In the examples he showed how a short passage was translated by three different writers. The first was a E. Talbot Donaldon’s prose translation which, in defiance of my misguided disdain towards prose translations of verse, was generally regarded as one of the most accurate. It was also, of the three, the most soporific. As Niles put it, “To praise a prose trot of an extravagantly poetic work by claiming that it is “faithful” adds a wry twist to the concept of keeping faith.” Alexander’s came off very well and Stanley Greenfield’s was clearly Niles’ favourite, although too liberal for my tastes. At the end I was a few steps closer at understanding the heavyweight task with which translator’s were faced and therefore much more appreciative of their creativity.

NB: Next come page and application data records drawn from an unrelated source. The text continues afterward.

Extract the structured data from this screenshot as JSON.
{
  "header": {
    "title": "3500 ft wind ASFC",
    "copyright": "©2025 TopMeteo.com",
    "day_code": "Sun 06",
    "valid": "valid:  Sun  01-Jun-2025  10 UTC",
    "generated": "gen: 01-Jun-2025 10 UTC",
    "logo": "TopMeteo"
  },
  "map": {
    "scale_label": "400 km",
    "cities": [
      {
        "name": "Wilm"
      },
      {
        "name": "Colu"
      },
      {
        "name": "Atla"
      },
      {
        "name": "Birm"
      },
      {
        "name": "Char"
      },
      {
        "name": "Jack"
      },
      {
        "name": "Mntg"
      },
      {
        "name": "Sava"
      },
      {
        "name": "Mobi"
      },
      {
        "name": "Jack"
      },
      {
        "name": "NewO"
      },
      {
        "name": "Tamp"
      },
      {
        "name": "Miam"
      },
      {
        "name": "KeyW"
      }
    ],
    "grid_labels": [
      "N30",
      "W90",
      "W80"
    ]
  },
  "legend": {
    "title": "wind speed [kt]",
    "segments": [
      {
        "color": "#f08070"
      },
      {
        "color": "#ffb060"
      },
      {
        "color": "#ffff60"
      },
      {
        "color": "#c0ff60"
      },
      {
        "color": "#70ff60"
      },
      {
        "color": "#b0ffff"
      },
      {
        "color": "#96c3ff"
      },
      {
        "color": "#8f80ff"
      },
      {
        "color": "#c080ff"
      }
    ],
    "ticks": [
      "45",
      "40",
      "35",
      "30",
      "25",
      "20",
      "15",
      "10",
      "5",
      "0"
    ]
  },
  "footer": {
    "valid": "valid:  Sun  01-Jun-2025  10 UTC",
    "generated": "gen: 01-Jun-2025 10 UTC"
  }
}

Having written that I now remember why I began looking for reviews. In the introduction to The Keys of Middle Earth, the writers quoted from Seamus Heaney’s translation and, well, I was not impressed. I grumbled about how a certain phrase sounded a tad contemporary to me, something about a sword hilt being “engraved all over”, a minor thing, you might say, but I became suspicious. I went to Amazon to use the “Search Inside” and it was worse than I thought. It’s not that it was too modern — it was too BORING. Take a look at Alexander’s exciting opening. I admit that the first word made me giggle a bit because I imagined some weird jester sort in tights calling out in court, but at least it got my attention. It is more accurate, judging from the literal translations of two scholars, and it sounds…Olde Englishey!
We have heard of the thriving of the throne of Denmark,
how the folk-kings flourished in former days,
how those royal athelings earned that glory.
Here is Heaney’s.
So. The Spear-Danes in days gone by
and the kings who ruled them had courage and greatness.
We have heard of those princes’ heroic campaigns.
Whoa, whoa, don’t fall asleep there, grab a coffee. Could he sound more bored. “So”? “SO”? Who starts anything like that, I ask you! He might as well have flicked his wrist, rolled his eyes, and turned on the tv before he continued. On the other hand Alexander does not only depend on “Attend”, but uses the words “thriving”, “flourished” and “glory” to lend great energy and force to the lines. I never, ever seem to get the popular, critically acclaimed translations. But I will buy the stupid thing: I made a vow to give Old English translators a break, and the local store has an illustrated edition which promises a lot of pretty, pretty pictures. (Personally, I would have been satisfied with photographs of the Sutton Hoo artefacts, but I guess that was not flashy enough.) Beowulf sparked my visual imagination and I was excited about a John Howe illustrated edition, until I saw it was some crappy modern retelling; I’m not that desperate. Also, I just noticed that John D. Niles himself has something to do with the Heaney book. It all comes together.
So. If you try the book and are having problems, I would suggest finding a point of interest that can act as an entrance into the work. That strategy has worked wonders for me. For a few minutes, I even abandoned all sense and considered learning Old English.
¹Niles, John D. “Rewriting Beowulf: The Task of Translation.” College English 55.8 (1993): 858.